Improvements seen in children with developmental delays associated with neonatal diabetes.
Neonatal diabetes is a rare disease caused by mutations in potassium-channel subunits. This disease creates a model for personalized genetics-based medicine. However, historical treatment with insulin injections and oral sulfonylurea therapy has been proven effective. Therefore, researchers wanted to examine the potential benefit of sulfonylurea therapy on neurodevelopment since sulfonylurea receptors are widely expressed in the brain.
Researcher Jacques Beltrand, MD, PhD, and colleagues conducted a prospective, single-center study of children who were successfully switched from insulin to sulfonylurea therapy with glyburide for 12 months. Researchers analyzed data from 18 children, aged 5 months to 18 years, with neonatal diabetes evaluated between July 2006 and February 2009. These subjects had an average age of 5 years, there were 13 boys, and average HbA1c was close to 8%.
In this study, all children had an MRI performed at baseline.
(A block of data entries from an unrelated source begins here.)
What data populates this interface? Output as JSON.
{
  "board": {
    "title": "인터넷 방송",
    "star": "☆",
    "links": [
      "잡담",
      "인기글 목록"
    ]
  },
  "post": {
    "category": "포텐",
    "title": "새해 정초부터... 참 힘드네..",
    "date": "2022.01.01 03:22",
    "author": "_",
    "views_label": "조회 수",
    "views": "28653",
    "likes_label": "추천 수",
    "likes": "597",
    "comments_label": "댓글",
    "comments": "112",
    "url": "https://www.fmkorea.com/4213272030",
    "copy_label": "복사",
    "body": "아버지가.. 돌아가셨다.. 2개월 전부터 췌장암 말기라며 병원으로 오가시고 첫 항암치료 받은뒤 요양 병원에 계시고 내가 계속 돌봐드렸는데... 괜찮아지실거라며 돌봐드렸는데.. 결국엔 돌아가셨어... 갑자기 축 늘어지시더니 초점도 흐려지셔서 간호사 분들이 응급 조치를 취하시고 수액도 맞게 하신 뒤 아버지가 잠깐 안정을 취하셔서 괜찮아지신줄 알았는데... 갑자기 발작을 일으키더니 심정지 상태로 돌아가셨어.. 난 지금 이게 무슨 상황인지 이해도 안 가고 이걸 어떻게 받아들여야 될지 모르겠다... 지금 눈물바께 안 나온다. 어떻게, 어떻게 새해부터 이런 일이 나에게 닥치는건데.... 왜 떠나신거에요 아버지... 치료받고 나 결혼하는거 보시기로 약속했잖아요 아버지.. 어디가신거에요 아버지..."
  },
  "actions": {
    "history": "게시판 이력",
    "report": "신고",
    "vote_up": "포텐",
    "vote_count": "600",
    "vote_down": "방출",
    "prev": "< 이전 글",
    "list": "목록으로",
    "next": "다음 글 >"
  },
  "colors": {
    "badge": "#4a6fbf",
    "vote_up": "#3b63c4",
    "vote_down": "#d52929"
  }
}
Muscle tone, gross motor control, body spatial integration and auditory attention tasks were assessed initially and at 12 months. Furthermore, intellectual performance was examined at baselines, 6 months, and at 12 months. All patients underwent electroretinogram, and children greater than 6 years old underwent electrophysiological testing.
Researchers found improvement in metabolic control once patients were switched to glyburide therapy, where no children had incidents of hypoglycemia. One patient experienced remission, who discontinued glyburide after 12 months. It was also found that HbA1c levels improved by an average of 1.5% at 12 months. In this study, coordination disorder, attention-deficit disorder or both was present in 17 children at baseline. This was combined with hypotonia in 15 children. Once glyburide therapy was utilized for 12 months, improvement in all areas was observed, including hypotonia, visual attention deficits, gross and fine motor skills, and gesture conception.
Authors believe that sulfonylurea therapy in neonatal diabetes secondary to metabolic mutations produces measureable improvements in neuropsychomotor impairments. However, children suffering from this condition should be diagnosed as early as possible to facilitate the switch from insulin to sulfonylurea.
- Sulfonylurea therapy provides measurable improvements in neuropsychomotor impairments, which are greater in younger patients due to neonatal diabetes.
- An early genetic diagnosis should be made to allow for rapid switch to sulfonylurea.
- Further follow-up studies are warranted to recognize information about the kinetics of sulfonylurea effects on neurodevelopmental parameters.
Beltrand, Jacques, et al. “Sulfonylurea Therapy Benefits Neurological and Psychomotor Functions in Patients With Neonatal Diabetes Owing to Potassium Channel Mutations.” doi: 10.2337/dc15-0837 Diabetes Care October 5, 2015